Change your cell phone and landline numbers to avoid the avalanche of phone calls.
Google your name and phone number to see what information is available online. I’ve found those items will likely lead to background search companies listing your current and past addresses and possible relatives to try to sell background reports. Look for a link to delist your profile from these online databases.
Rather than trying to avoid the press entirely, doing a press conference and answering some basic questions may provide reporters with enough info for their story that they may move on to the next newsworthy event.
Finally, consider leaving town for a bit until the hubbub dies down once your name goes public. Take that lottery money and see the world. You can definitely afford it now.
Winning the lottery may be the dream of a lifetime, but it could quickly turn into a nightmare. For this reason, many winners opt-out of letting hundreds of millions of people know about their good fortune.

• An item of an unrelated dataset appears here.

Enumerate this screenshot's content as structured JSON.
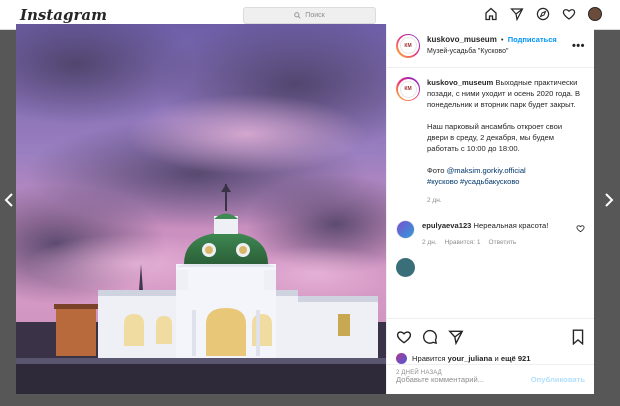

The biggest single jackpot winner in U.S. history was a South Carolina woman who won 1.5 billion in the October 23, 2018 Mega Millions drawing. In a statement by her lawyer Jason Kurland, she chose to keep her identity a secret because she wanted to “live a life of relative normalcy, free of fear”. Ironically, she was one of the people swindled by the “Lottery Lawyer”.
Everyone knows the story of the late Jack Whittaker, a successful businessman who won the biggest Powerball jackpot at the time at $314 million in 2002. The high-profile lottery winner started a charitable foundation for needy families and said he wanted to help people. Instead, what happened was people lurked around places he frequented, called his home, and rang his doorbell asking for money. He had to hire private security for his family. He had his car broken into multiple times and hundreds of thousands of dollars stolen. One of his business partners was robbed at gunpoint.
You wouldn’t walk into a bar and announce you have a briefcase full of money unless you want to attract the wrong type of attention. Letting the entire world know you won the lottery is just about the same thing.
What would you do if you won the lottery? Would you keep it quiet? How would you avoid unwanted publicity? Are there any states that allow anonymity not mentioned in this article?